2011 44¢ Melvin Calvin
American Scientists
 

Issue Date: June 16, 2011
City: St. Paul, MN
Quantity: 30,000,000
Printed By:  Banknote Corporation of America, Sennett Security Products
Printing Method: Offset
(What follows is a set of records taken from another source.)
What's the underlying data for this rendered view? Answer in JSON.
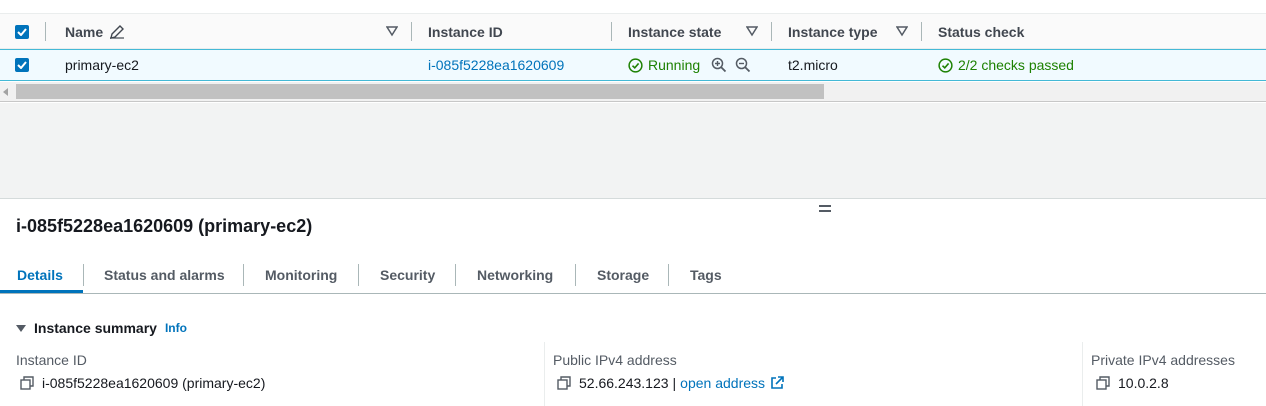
{
  "table": {
    "headers": {
      "name": "Name",
      "instance_id": "Instance ID",
      "instance_state": "Instance state",
      "instance_type": "Instance type",
      "status_check": "Status check"
    },
    "rows": [
      {
        "selected": true,
        "name": "primary-ec2",
        "instance_id": "i-085f5228ea1620609",
        "instance_state": "Running",
        "instance_type": "t2.micro",
        "status_check": "2/2 checks passed"
      }
    ]
  },
  "detail": {
    "title": "i-085f5228ea1620609 (primary-ec2)",
    "tabs": [
      "Details",
      "Status and alarms",
      "Monitoring",
      "Security",
      "Networking",
      "Storage",
      "Tags"
    ],
    "active_tab": "Details",
    "section": {
      "title": "Instance summary",
      "info_label": "Info"
    },
    "fields": {
      "instance_id_label": "Instance ID",
      "instance_id_value": "i-085f5228ea1620609 (primary-ec2)",
      "public_ip_label": "Public IPv4 address",
      "public_ip_value": "52.66.243.123",
      "public_ip_separator": "|",
      "open_address_label": "open address",
      "private_ip_label": "Private IPv4 addresses",
      "private_ip_value": "10.0.2.8"
    }
  },
  "colors": {
    "accent": "#0073bb",
    "success": "#1d8102",
    "selected_row_bg": "#f1faff",
    "selected_row_border": "#44b9d6"
  },
  "icons": [
    "checkbox-checked-icon",
    "edit-icon",
    "sort-icon",
    "status-ok-icon",
    "zoom-in-icon",
    "zoom-out-icon",
    "copy-icon",
    "external-link-icon",
    "caret-down-icon",
    "resize-handle-icon"
  ]
}
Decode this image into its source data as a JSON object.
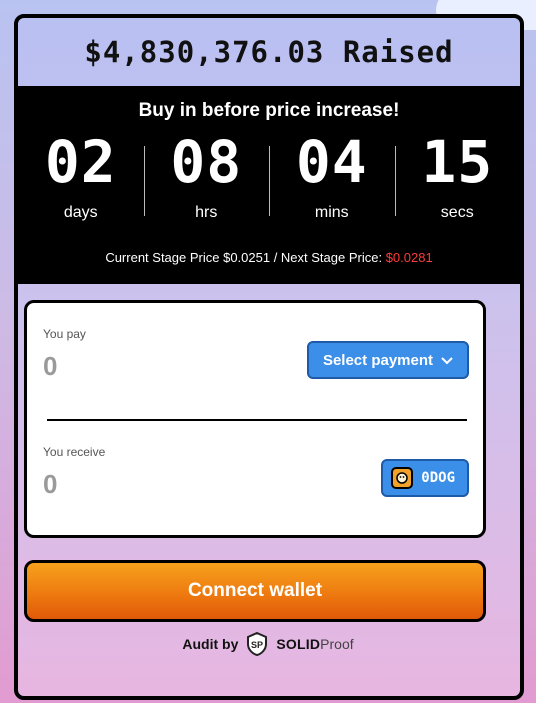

Color: multicolored
 

A high school teacher criticized student Melvin Calvin (1911-1997) for not gathering all the data before arriving at his answers, and said he’d never make a scientist. The teacher was proven wrong when Calvin built an internationally renowned career that included a Nobel Prize in Chemistry in 1961. 
 
Years later, Calvin addressed the comments in his 1992 autobiography. He wrote, “It’s no trick to get the right answer when you have all the data. The real creative trick is to get the right answer when you have only half of the data in hand and half of it is wrong and you don’t know which half is wrong.”
 
Calvin’s creativity led to breakthrough research regarding photosynthesis, the process by which plants convert sunlight into energy. The conversion of carbon dioxide into organic molecules is called the “Calvin Cycle,” because of his work. His Nobel presenter credited Calvin with “the complete clarification of an extremely intricate problem.” 
 
Calvin worked at Berkeley from 1937 to 1980, where he strongly encouraged cooperation among different scientific disciplines. The Berkeley bioscience lab, nicknamed the “Calvin Carousel,” was officially named the Melvin Calvin Laboratory after he retired. Time magazine gave Calvin a different nickname – “Mr. Photosynthesis.”